FRESH PERSPECTIVES. Budding talent is granted ample wall space at the Fifth Annual Teen Art Invitational, hosted by the Tucson-Pima Main Library.

For this special show, public and private high school teachers were asked to select five entries in any media from their students' work. Submissions were then reviewed by a jury, which honored exceptional pieces with four awards: Best of Show, Best Two- and Three-Dimensional Work, and Best Photograph.

The entries reveal fresh, emerging visions among tomorrow's rising artistic tide.

The Fifth Annual Teen Art Invitational continues through April 30 in the Tucson-Pima Main Library, 101 N. Stone Ave. The gallery is open during regular library hours. Call 791-4391 for details.

Tuesday 11

IN THE BEGINNING. Past and present ingeniously collide in The First Hundred Years, a new comedy by Geoff Hoyle presented by the Arizona Theatre Company.

The story revolves around Jack Proust, a fictional music hall comic (and later silent film actor) who inhabits an abandoned theater, surrounded by the trappings of his life in vaudeville. Intrigued by the aging clown, a homeless kid lurks in the shadows of the building, unwittingly ministering to Proust's needs. The plot thickens as Proust awaits the theater's looming demolition to make way for "Mallennium 2000!," an "entertainment mall for the 21st century."

With the help of several eccentric re-creations -- his aunt Vesta; Loess, an old music hall impresario; the school teacher Mr. Deasy; his mentor, Monsieur Alberti -- Proust relives the spectacle of his tumultuous career, as the kid helps him face an uncertain future.

This clever comedy ultimately reveals a poignant underbelly, emerging as an "exploration of the comic imagination as survival tool in a culture dominated by global commercialization."

Preview performance begins at 7:30 p.m. in the Temple of Music and Art, 330 S. Scott Ave. Tickets for tonight's special "pay-what-you-can" performance go on sale at 10 a.m. at the ATC box office. Performances continue through Saturday, April 29. Tickets range from $20 to $32, and are available at the ATC box office, and by calling 622-2823.

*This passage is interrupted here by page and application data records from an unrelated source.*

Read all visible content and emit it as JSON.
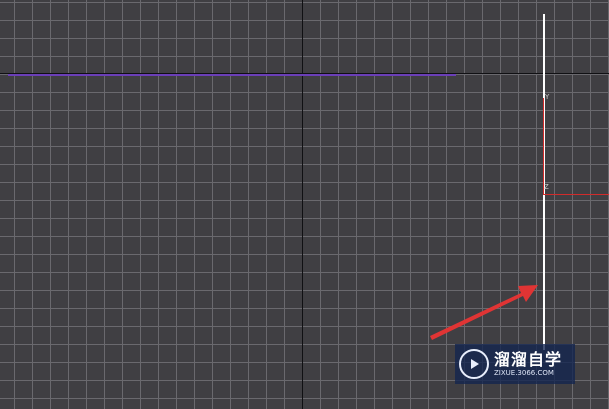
{
  "viewport": {
    "gizmo": {
      "y_label": "Y",
      "z_label": "Z"
    }
  },
  "colors": {
    "background": "#403f43",
    "grid": "#6a696e",
    "axis": "#101013",
    "gizmo": "#d12b2b",
    "annotation_arrow": "#e03434"
  },
  "watermark": {
    "title": "溜溜自学",
    "url": "ZIXUE.3066.COM"
  }
}
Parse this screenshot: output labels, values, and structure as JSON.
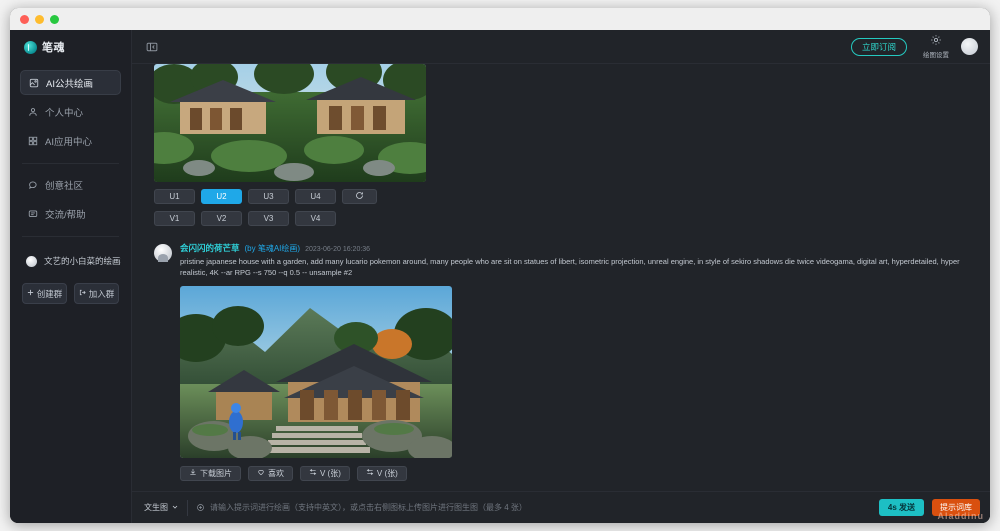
{
  "window": {
    "traffic_lights": [
      "close",
      "minimize",
      "zoom"
    ]
  },
  "sidebar": {
    "brand": {
      "name": "笔魂",
      "logo_icon": "pen-circle-icon"
    },
    "items": [
      {
        "label": "AI公共绘画",
        "icon": "palette-icon",
        "active": true
      },
      {
        "label": "个人中心",
        "icon": "user-icon",
        "active": false
      },
      {
        "label": "AI应用中心",
        "icon": "grid-apps-icon",
        "active": false
      },
      {
        "label": "创意社区",
        "icon": "community-icon",
        "active": false
      },
      {
        "label": "交流/帮助",
        "icon": "help-chat-icon",
        "active": false
      }
    ],
    "group": {
      "name": "文艺的小白菜的绘画群",
      "avatar_icon": "group-avatar-icon"
    },
    "group_buttons": [
      {
        "label": "创建群",
        "icon": "plus-icon"
      },
      {
        "label": "加入群",
        "icon": "enter-icon"
      }
    ]
  },
  "topbar": {
    "collapse_icon": "collapse-sidebar-icon",
    "subscribe_label": "立即订阅",
    "settings_label": "绘图设置",
    "settings_icon": "gear-icon",
    "avatar_icon": "user-avatar-icon"
  },
  "feed": {
    "top_post": {
      "image_alt": "japanese-house-garden-grid",
      "upscale_buttons": [
        {
          "label": "U1",
          "selected": false
        },
        {
          "label": "U2",
          "selected": true
        },
        {
          "label": "U3",
          "selected": false
        },
        {
          "label": "U4",
          "selected": false
        }
      ],
      "reroll_icon": "refresh-icon",
      "variation_buttons": [
        {
          "label": "V1"
        },
        {
          "label": "V2"
        },
        {
          "label": "V3"
        },
        {
          "label": "V4"
        }
      ]
    },
    "post": {
      "username": "会闪闪的荷芒草",
      "by_label": "(by 笔魂AI绘画)",
      "timestamp": "2023-06-20 16:20:36",
      "prompt": "pristine japanese house with a garden, add many lucario pokemon around, many people who are sit on statues of libert, isometric projection, unreal engine, in style of sekiro shadows die twice videogama, digital art, hyperdetailed, hyper realistic, 4K --ar RPG --s 750 --q 0.5 -- unsample #2",
      "image_alt": "japanese-house-garden-upscaled",
      "actions": [
        {
          "label": "下载图片",
          "icon": "download-icon"
        },
        {
          "label": "喜欢",
          "icon": "heart-icon"
        },
        {
          "label": "V (张)",
          "icon": "variation-icon"
        },
        {
          "label": "V (张)",
          "icon": "variation-icon"
        }
      ]
    }
  },
  "composer": {
    "mode_label": "文生图",
    "mode_chevron_icon": "chevron-down-icon",
    "prefix_icon": "sparkle-icon",
    "placeholder": "请输入提示词进行绘画（支持中英文），或点击右侧图标上传图片进行图生图（最多 4 张）",
    "value": "",
    "send_label": "4s 发送",
    "library_label": "提示词库"
  },
  "watermark": "Aladdinu"
}
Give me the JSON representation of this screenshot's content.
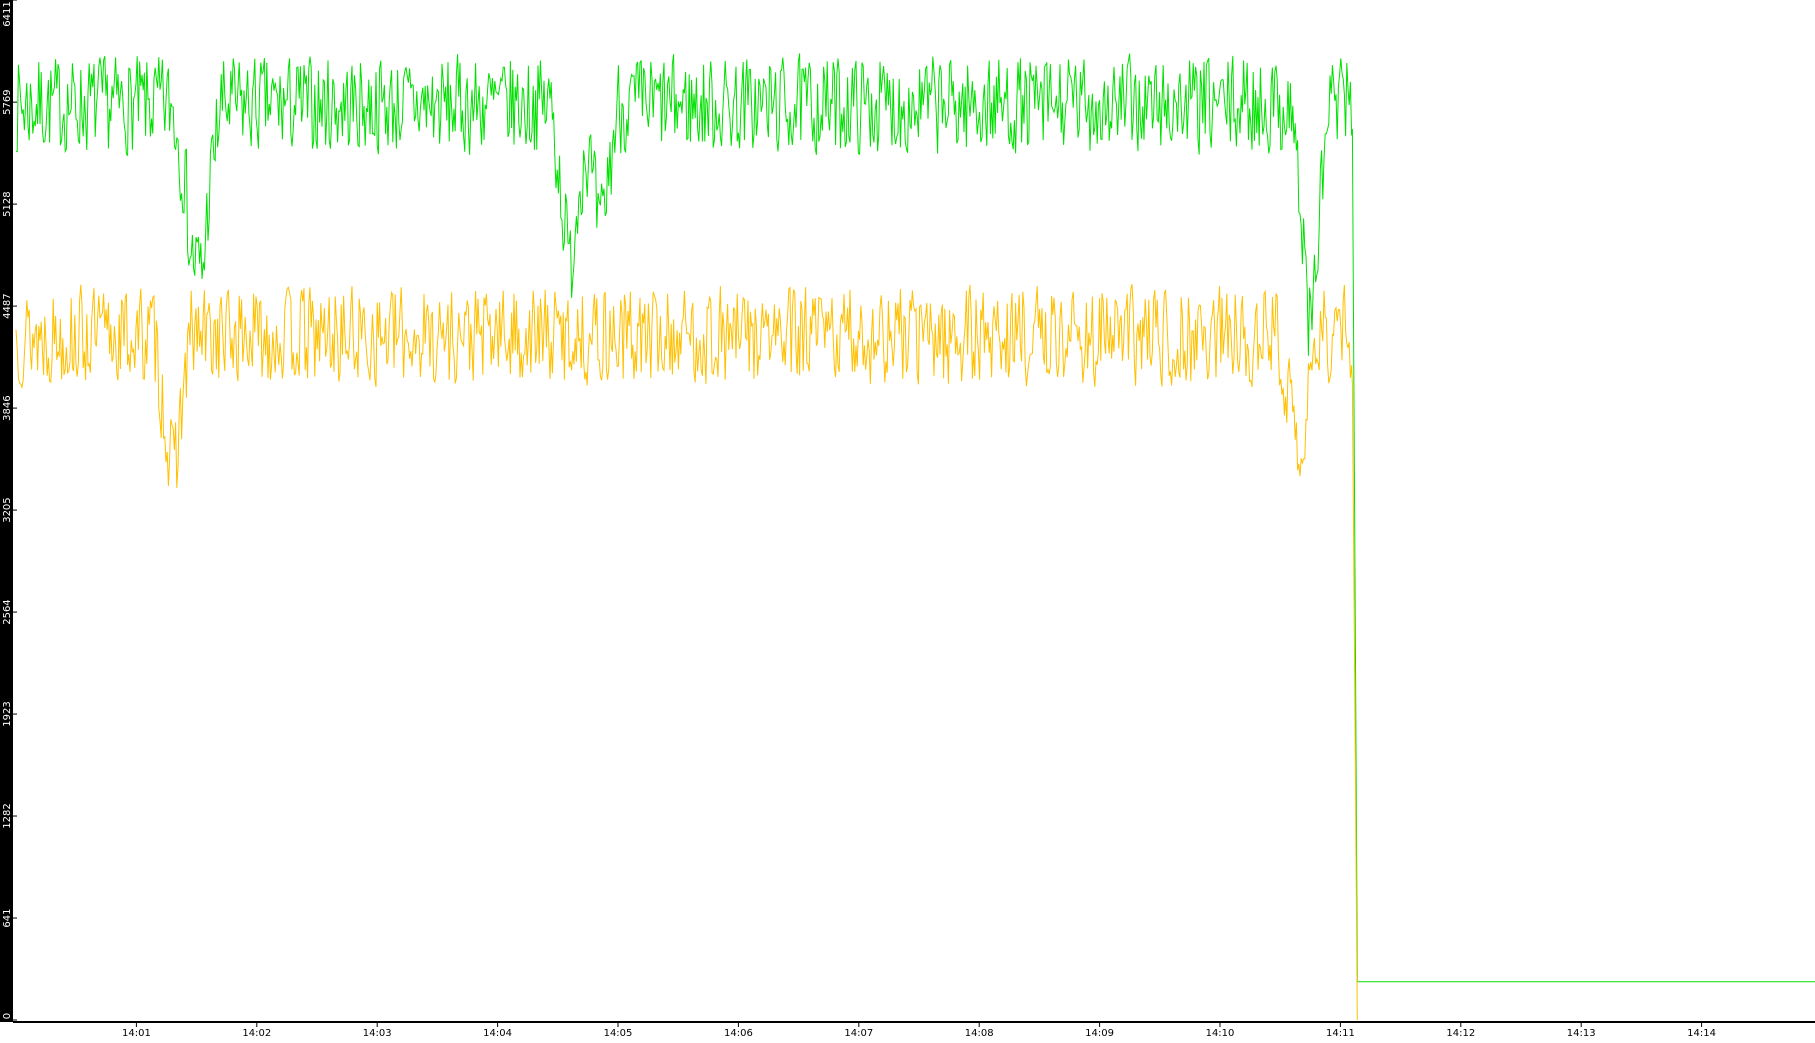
{
  "chart_data": {
    "type": "line",
    "title": "",
    "xlabel": "",
    "ylabel": "",
    "y_ticks": [
      0,
      641,
      1282,
      1923,
      2564,
      3205,
      3846,
      4487,
      5128,
      5769,
      6411
    ],
    "ylim": [
      0,
      6411
    ],
    "x_ticks": [
      "14:01",
      "14:02",
      "14:03",
      "14:04",
      "14:05",
      "14:06",
      "14:07",
      "14:08",
      "14:09",
      "14:10",
      "14:11",
      "14:12",
      "14:13",
      "14:14"
    ],
    "x_range_minutes": [
      0,
      15
    ],
    "grid": false,
    "legend": "none",
    "background": "#ffffff",
    "axis_band_color": "#000000",
    "axis_text_color": "#ffffff",
    "series": [
      {
        "color": "#00e000",
        "segments": [
          {
            "x_start": 0.0,
            "x_end": 11.1,
            "mean": 5750,
            "noise": 330,
            "seed": 7,
            "dips": [
              [
                1.45,
                5100
              ],
              [
                4.6,
                4700
              ],
              [
                4.85,
                4900
              ],
              [
                1.55,
                4900
              ],
              [
                10.75,
                4300
              ]
            ]
          },
          {
            "x_start": 11.1,
            "x_end": 11.14,
            "from": 5600,
            "to": 300
          },
          {
            "x_start": 11.14,
            "x_end": 15.0,
            "mean": 240,
            "noise": 0,
            "seed": 0
          }
        ]
      },
      {
        "color": "#ffc000",
        "segments": [
          {
            "x_start": 0.0,
            "x_end": 11.1,
            "mean": 4300,
            "noise": 330,
            "seed": 13,
            "dips": [
              [
                1.3,
                3400
              ],
              [
                10.65,
                3400
              ]
            ]
          },
          {
            "x_start": 11.1,
            "x_end": 11.14,
            "from": 4000,
            "to": 0
          }
        ]
      }
    ]
  }
}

Wednesday 12

VOICE-OVERS. Hits from the 1950s through the '70s return in harmonic style with Catacoustic Groove.

Appearing as part of UMC's Center Stage monthly performance series, members of the Groove heat up the same finely tuned sound that earned them last year's Tucson Area Music Award for Best A Cappella Vocal Ensemble.

Catacoustic Groove performs from noon to 1 p.m. at UMC DuVal Auditorium, 1501 N. Campbell Ave. Call 626-4828 for details.

PRIMAL FORCE. Love's paradoxical forces share canvas in Laughter and Forgetting, a new exhibit by Xochitl C. Gil showing in Raices Taller 222 gallery.

For this show, Gil explores the exploitation and innocence of sexuality. Using children as subject matter, childlike iconography as form, and oil paintings, prints and soft sculpture as media, she describes the beauty and pain inherent in discovering love and lust.

Laughter and Forgetting runs through May 3 in Raices Taller 222, 222 E. Sixth St. Hours are 11 a.m. to 4 p.m. Monday through Saturday. For information, call 792-9619.